I am only preaching at the 8.00am service this week so I just have a short sermon to prepare. I am, however, interested in the reference to Jesus' mother in the Gospel reading.
As will be known, many scholars are very sceptical about the historical value of the Gospels and so treat them more as novels or novellas, that is, as fictional stories. It is true that the stories that may contain historical data, after all, novels do contain historical data whether they were written by Agatha Christie or Salman Rushdie. They also, however, contain events and characters invented by the author so, too, to a greater or lesser degree, it is argued, do the Gospels. Some scholars think the Gospels contain only a little invention; some think they contain a lot. As all scholars have to work in a mixed ideological and intellectual environment so even those who are more conservative have to take on board the scepticism of the more cynical.
This means that the Gospels themselves are seldom taken at face value by many scholars and the sort of questions scholars generally deal with are those questions of interest to other scholars and not those of interest to those outside the scholarly community. Scholars will speculate for hours on such things as supposed sources behind the Gospels and the nature of the communities for whom they were written, but will often rule out of order speculation which may arise from accepting the Gospels as essentially historically accurate. This, I think, often makes the Gospels seem little more than interesting historical novels, in much the same way as I have been arguing that the typical presentation of the Nativity makes it seem no more than a romantic fairy story.

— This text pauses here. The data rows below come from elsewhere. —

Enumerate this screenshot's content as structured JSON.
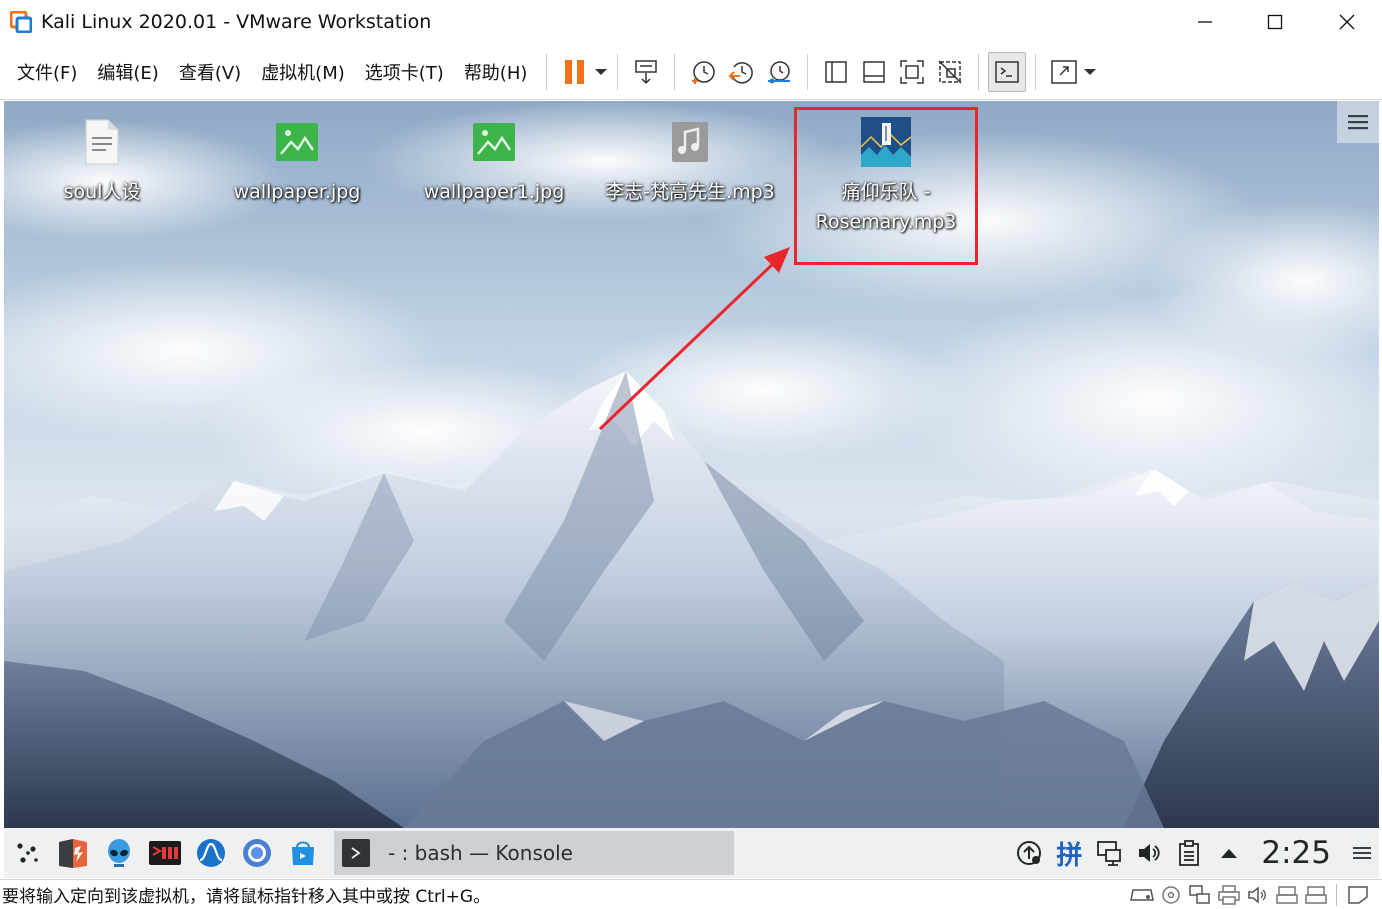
{
  "window": {
    "title": "Kali Linux 2020.01 - VMware Workstation",
    "icon": "vmware-icon",
    "controls": [
      "minimize-icon",
      "maximize-icon",
      "close-icon"
    ]
  },
  "menu": {
    "items": [
      "文件(F)",
      "编辑(E)",
      "查看(V)",
      "虚拟机(M)",
      "选项卡(T)",
      "帮助(H)"
    ]
  },
  "toolbar": {
    "buttons": [
      "pause-icon",
      "send-ctrl-alt-del-icon",
      "snapshot-icon",
      "revert-snapshot-icon",
      "snapshot-manager-icon",
      "library-icon",
      "thumbnail-bar-icon",
      "fullscreen-icon",
      "unity-icon",
      "console-view-icon",
      "stretch-guest-icon"
    ],
    "accent": "#f47216"
  },
  "desktop": {
    "icons": [
      {
        "label": "soul人设",
        "type": "text-file-icon"
      },
      {
        "label": "wallpaper.jpg",
        "type": "image-file-icon"
      },
      {
        "label": "wallpaper1.jpg",
        "type": "image-file-icon"
      },
      {
        "label": "李志-梵高先生.mp3",
        "type": "audio-file-icon"
      },
      {
        "label": "痛仰乐队 - Rosemary.mp3",
        "type": "album-art-icon"
      }
    ],
    "highlight_color": "#e8262c",
    "menu_icon": "hamburger-menu-icon"
  },
  "taskbar": {
    "launchers": [
      "application-launcher-icon",
      "burpsuite-icon",
      "metasploit-icon",
      "terminal-icon",
      "wireshark-icon",
      "chromium-icon",
      "file-manager-icon"
    ],
    "task_label": "- : bash — Konsole",
    "tray": [
      "updates-icon",
      "input-method-icon",
      "network-icon",
      "volume-icon",
      "clipboard-icon",
      "expand-tray-icon"
    ],
    "input_method": "拼",
    "clock": "2:25"
  },
  "statusbar": {
    "message": "要将输入定向到该虚拟机，请将鼠标指针移入其中或按 Ctrl+G。",
    "icons": [
      "hard-disk-icon",
      "cd-dvd-icon",
      "network-adapter-icon",
      "printer-icon",
      "sound-card-icon",
      "usb-icon",
      "usb-icon-2",
      "message-icon"
    ]
  }
}
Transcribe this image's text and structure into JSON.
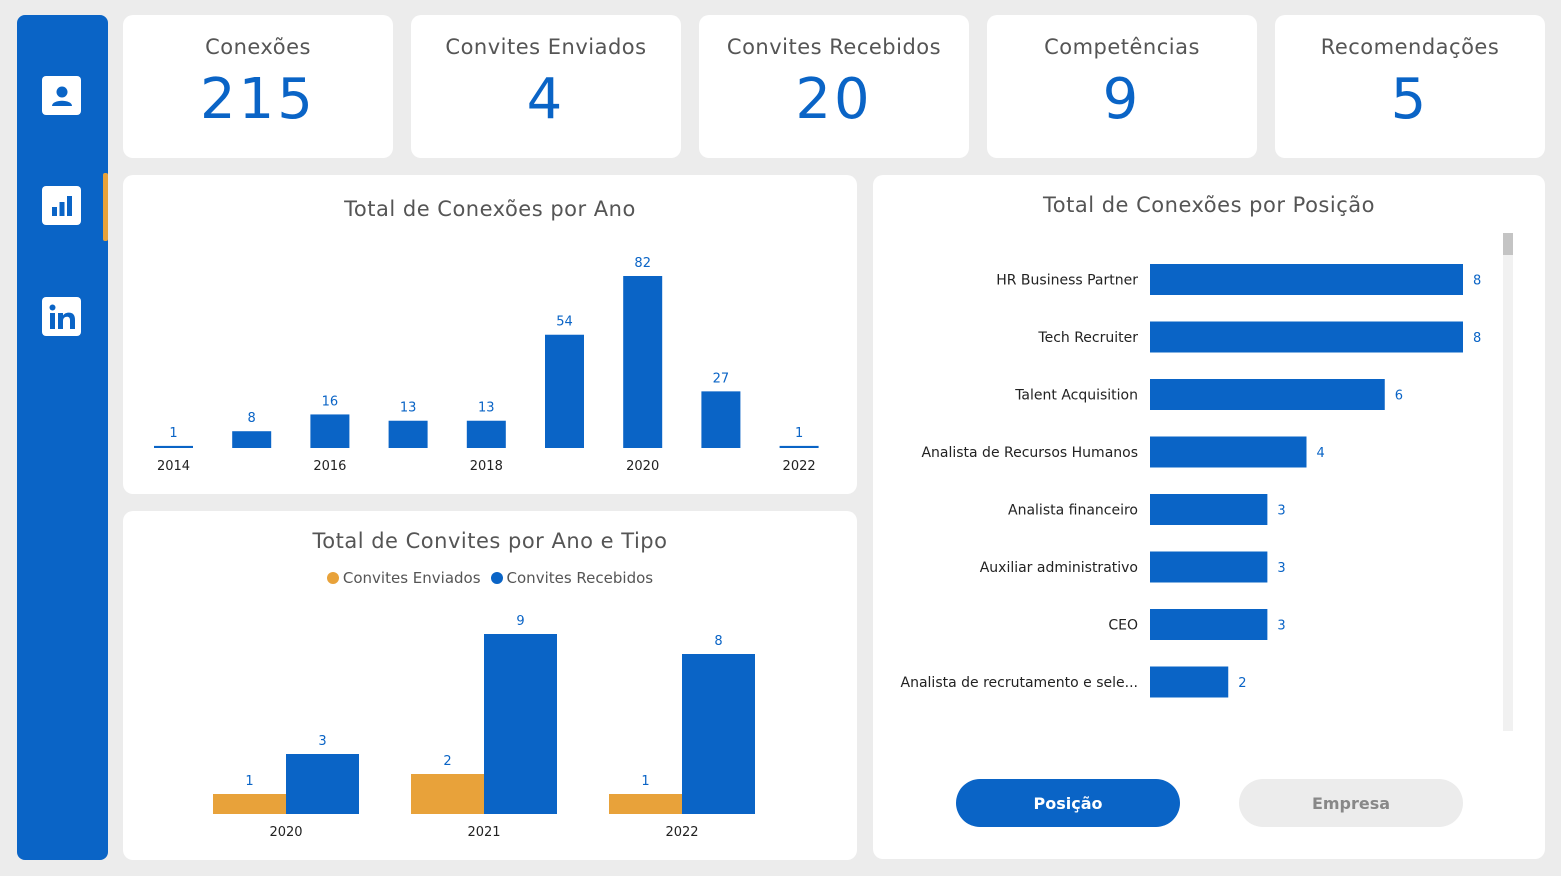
{
  "sidebar": {
    "items": [
      {
        "name": "profile",
        "icon": "user-icon"
      },
      {
        "name": "dashboard",
        "icon": "bar-chart-icon",
        "active": true
      },
      {
        "name": "linkedin",
        "icon": "linkedin-icon"
      }
    ]
  },
  "kpis": [
    {
      "label": "Conexões",
      "value": "215"
    },
    {
      "label": "Convites Enviados",
      "value": "4"
    },
    {
      "label": "Convites Recebidos",
      "value": "20"
    },
    {
      "label": "Competências",
      "value": "9"
    },
    {
      "label": "Recomendações",
      "value": "5"
    }
  ],
  "colors": {
    "primary": "#0a64c6",
    "accent": "#e8a23a"
  },
  "chart_data": [
    {
      "type": "bar",
      "title": "Total de Conexões por Ano",
      "categories": [
        "2014",
        "2015",
        "2016",
        "2017",
        "2018",
        "2019",
        "2020",
        "2021",
        "2022"
      ],
      "tick_labels": [
        "2014",
        "",
        "2016",
        "",
        "2018",
        "",
        "2020",
        "",
        "2022"
      ],
      "values": [
        1,
        8,
        16,
        13,
        13,
        54,
        82,
        27,
        1
      ],
      "xlabel": "",
      "ylabel": "",
      "ylim": [
        0,
        82
      ],
      "grid": false
    },
    {
      "type": "bar",
      "title": "Total de Convites por Ano e Tipo",
      "categories": [
        "2020",
        "2021",
        "2022"
      ],
      "series": [
        {
          "name": "Convites Enviados",
          "values": [
            1,
            2,
            1
          ],
          "color": "#e8a23a"
        },
        {
          "name": "Convites Recebidos",
          "values": [
            3,
            9,
            8
          ],
          "color": "#0a64c6"
        }
      ],
      "legend": "top-center",
      "ylim": [
        0,
        9
      ],
      "grid": false
    },
    {
      "type": "bar",
      "orientation": "horizontal",
      "title": "Total de Conexões por Posição",
      "categories": [
        "HR Business Partner",
        "Tech Recruiter",
        "Talent Acquisition",
        "Analista de Recursos Humanos",
        "Analista financeiro",
        "Auxiliar administrativo",
        "CEO",
        "Analista de recrutamento e sele..."
      ],
      "values": [
        8,
        8,
        6,
        4,
        3,
        3,
        3,
        2
      ],
      "xlim": [
        0,
        8
      ],
      "grid": false
    }
  ],
  "toggle": {
    "position_label": "Posição",
    "company_label": "Empresa"
  }
}
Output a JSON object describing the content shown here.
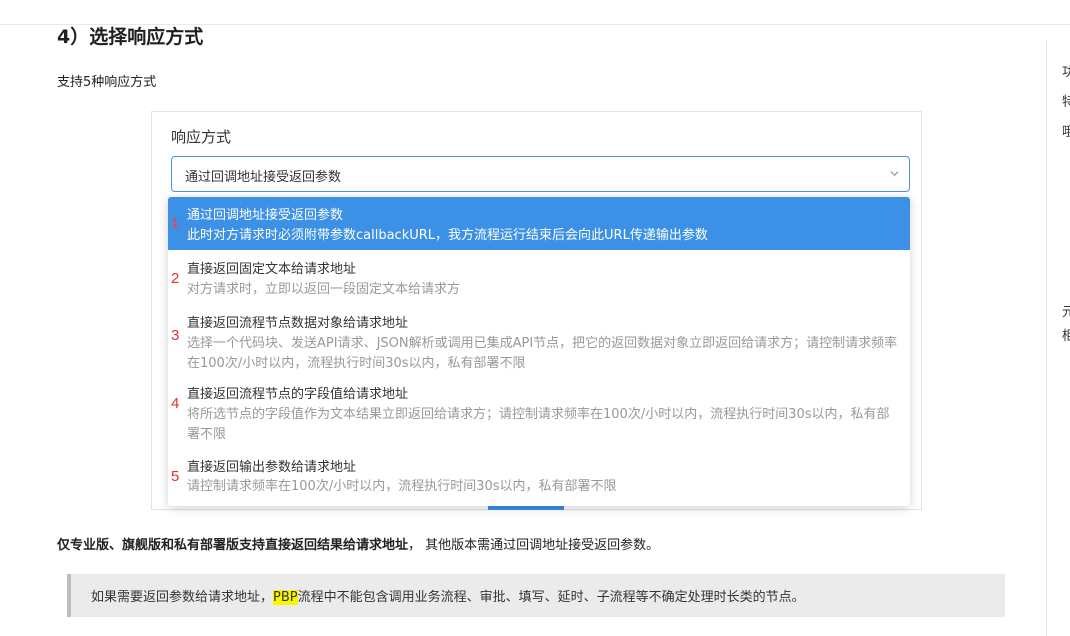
{
  "section": {
    "title": "4）选择响应方式",
    "intro": "支持5种响应方式"
  },
  "panel": {
    "title": "响应方式",
    "selected": "通过回调地址接受返回参数",
    "options": [
      {
        "num": "1",
        "title": "通过回调地址接受返回参数",
        "desc": "此时对方请求时必须附带参数callbackURL，我方流程运行结束后会向此URL传递输出参数"
      },
      {
        "num": "2",
        "title": "直接返回固定文本给请求地址",
        "desc": "对方请求时，立即以返回一段固定文本给请求方"
      },
      {
        "num": "3",
        "title": "直接返回流程节点数据对象给请求地址",
        "desc": "选择一个代码块、发送API请求、JSON解析或调用已集成API节点，把它的返回数据对象立即返回给请求方；请控制请求频率在100次/小时以内，流程执行时间30s以内，私有部署不限"
      },
      {
        "num": "4",
        "title": "直接返回流程节点的字段值给请求地址",
        "desc": "将所选节点的字段值作为文本结果立即返回给请求方；请控制请求频率在100次/小时以内，流程执行时间30s以内，私有部署不限"
      },
      {
        "num": "5",
        "title": "直接返回输出参数给请求地址",
        "desc": "请控制请求频率在100次/小时以内，流程执行时间30s以内，私有部署不限"
      }
    ]
  },
  "notice": {
    "bold": "仅专业版、旗舰版和私有部署版支持直接返回结果给请求地址",
    "rest": "， 其他版本需通过回调地址接受返回参数。"
  },
  "tip": {
    "before": "如果需要返回参数给请求地址，",
    "highlight": "PBP",
    "after": "流程中不能包含调用业务流程、审批、填写、延时、子流程等不确定处理时长类的节点。"
  },
  "right_rail": [
    "功",
    "特",
    "哦",
    "元",
    "柜"
  ],
  "colors": {
    "accent": "#3c91e6",
    "marker": "#e03131",
    "highlight": "#f7f700"
  }
}
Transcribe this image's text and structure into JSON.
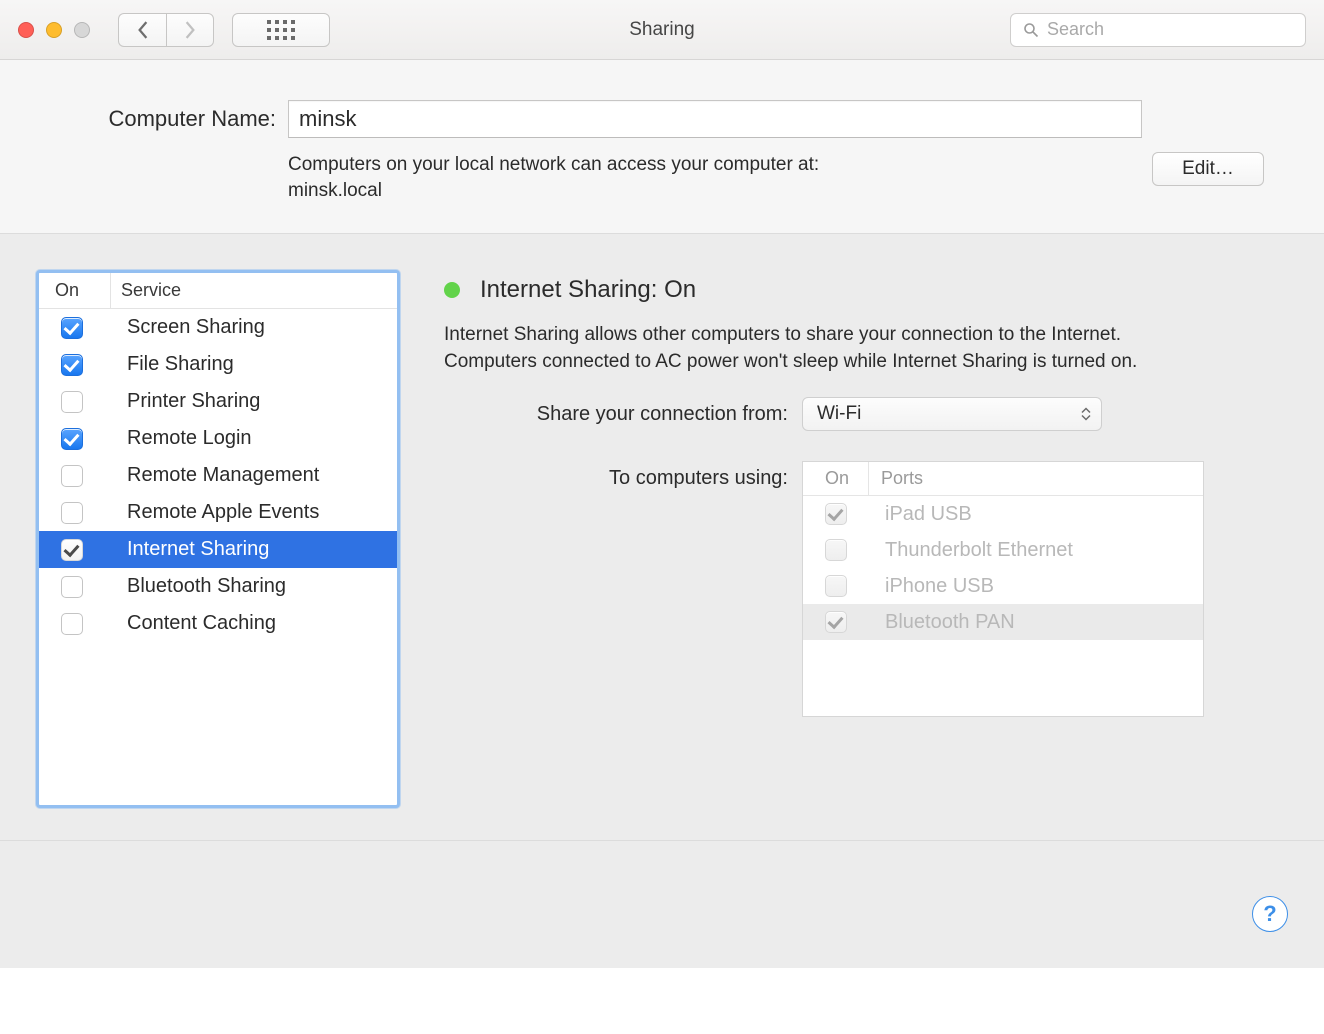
{
  "toolbar": {
    "window_title": "Sharing",
    "search_placeholder": "Search"
  },
  "computer_name": {
    "label": "Computer Name:",
    "value": "minsk",
    "hint_line1": "Computers on your local network can access your computer at:",
    "hint_line2": "minsk.local",
    "edit_label": "Edit…"
  },
  "services": {
    "header_on": "On",
    "header_service": "Service",
    "items": [
      {
        "label": "Screen Sharing",
        "checked": true,
        "selected": false
      },
      {
        "label": "File Sharing",
        "checked": true,
        "selected": false
      },
      {
        "label": "Printer Sharing",
        "checked": false,
        "selected": false
      },
      {
        "label": "Remote Login",
        "checked": true,
        "selected": false
      },
      {
        "label": "Remote Management",
        "checked": false,
        "selected": false
      },
      {
        "label": "Remote Apple Events",
        "checked": false,
        "selected": false
      },
      {
        "label": "Internet Sharing",
        "checked": true,
        "selected": true
      },
      {
        "label": "Bluetooth Sharing",
        "checked": false,
        "selected": false
      },
      {
        "label": "Content Caching",
        "checked": false,
        "selected": false
      }
    ]
  },
  "detail": {
    "title": "Internet Sharing: On",
    "status_color": "#62d34a",
    "description": "Internet Sharing allows other computers to share your connection to the Internet. Computers connected to AC power won't sleep while Internet Sharing is turned on.",
    "share_from_label": "Share your connection from:",
    "share_from_value": "Wi-Fi",
    "to_label": "To computers using:",
    "ports_header_on": "On",
    "ports_header_ports": "Ports",
    "ports": [
      {
        "label": "iPad USB",
        "checked": true,
        "alt": false
      },
      {
        "label": "Thunderbolt Ethernet",
        "checked": false,
        "alt": false
      },
      {
        "label": "iPhone USB",
        "checked": false,
        "alt": false
      },
      {
        "label": "Bluetooth PAN",
        "checked": true,
        "alt": true
      }
    ]
  },
  "help_label": "?"
}
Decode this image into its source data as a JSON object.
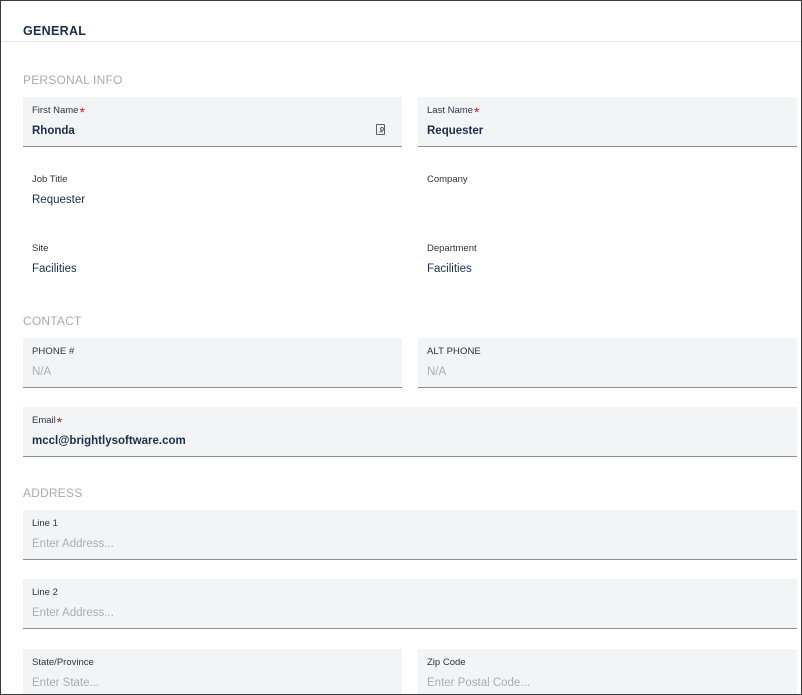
{
  "section": {
    "title": "GENERAL"
  },
  "personal_info": {
    "heading": "PERSONAL INFO",
    "first_name": {
      "label": "First Name",
      "value": "Rhonda",
      "required": true
    },
    "last_name": {
      "label": "Last Name",
      "value": "Requester",
      "required": true
    },
    "job_title": {
      "label": "Job Title",
      "value": "Requester"
    },
    "company": {
      "label": "Company",
      "value": ""
    },
    "site": {
      "label": "Site",
      "value": "Facilities"
    },
    "department": {
      "label": "Department",
      "value": "Facilities"
    }
  },
  "contact": {
    "heading": "CONTACT",
    "phone": {
      "label": "PHONE #",
      "value": "N/A"
    },
    "alt_phone": {
      "label": "ALT PHONE",
      "value": "N/A"
    },
    "email": {
      "label": "Email",
      "value": "mccl@brightlysoftware.com",
      "required": true
    }
  },
  "address": {
    "heading": "ADDRESS",
    "line1": {
      "label": "Line 1",
      "placeholder": "Enter Address..."
    },
    "line2": {
      "label": "Line 2",
      "placeholder": "Enter Address..."
    },
    "state": {
      "label": "State/Province",
      "placeholder": "Enter State..."
    },
    "zip": {
      "label": "Zip Code",
      "placeholder": "Enter Postal Code..."
    }
  },
  "required_marker": "*",
  "icons": {
    "first_name_action": "contact-card-icon"
  },
  "colors": {
    "required": "#b0252d",
    "text": "#1b2e4a",
    "field_bg": "#f3f4f5"
  }
}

For example, a hypothetical source called Q is believed by many scholars to have been used by Matthew and Luke in the compiling of their Gospels. It may well have been, we can't know for sure as Q is only a hypothesis. Not a single copy of it exists anywhere. And yet scholars will write books and dissertations on the theology of Q, the community which produced Q, the Christology of Q, the history of Q, the different versions of Q and so on. Not bad when we don't even know what was in Q even if it did exist.
A speculative question I personally would like to ask is to do with the role, if any, people such as Mary and the Lord's family played as sources for the Gospels. Now I realize that many would see this sort of question as being more than a little naive, belonging to the Sunday School rather than the Academy. But given that we know from several sources that James, the brother of our Lord was the leader of the Church in Jerusalem after Jesus' death (from Luke in Acts, from Paul, and from the Jewish historian Josephus), it would seem at least possible that they played some role in the preservation of stories about Jesus. I mean wouldn't people ask James, 'What was your brother like?'
We also know from Paul that the other 'brothers of the Lord' played a missionary role in the early Church: a role that was even familiar to people as far away from Palestine as Gentile Christians in Corinth (1 Corinthians 9:5). Wouldn't people they spoke to ask them about their 'brother'? And surely they would have stories ready to repeat? They would be pretty useless missionaries if they didn't.
And then what about Mary herself? Luke records her as having been present in the Upper Room on the Day of Pentecost. (By the way: 'Upper Room' in Greek is the same the word in Luke that is often translated 'inn'! See the previous post.) According to John's Gospel, the beloved disciple whose testimony the Gospel claims as the basis for the Gospel, is entrusted with the care of Mary by our Lord as he hung on the Cross: 'Then he said to the disciple, "Here is your mother." And from that hour the disciple took her into his own home.' (John 19:27)
Mary then is identified as the mother of both the person the Church worshipped as well as of the leader of the Church in Jerusalem and also as a sort of surrogate mother to the beloved disciple. Surely if Mary was so closely associated with the beginning of the Church, then wouldn't people in the Church have asked her about her son?
Because the Church became so successful among Gentiles outside of Palestine, we have only a limited knowledge of what went on in Palestine. However, it is, of course, Palestine where Jesus actually ministered and where the stories about him were first preserved. It defies belief that the family of Jesus, who went on to have such a prominent role as leaders of the Church, would not have had a role to play as sources for those who wanted to write an account of their brother or son.
Personally, I find the idea that Mary was a source for the Gospel accounts much more convincing than that of the imaginary Q.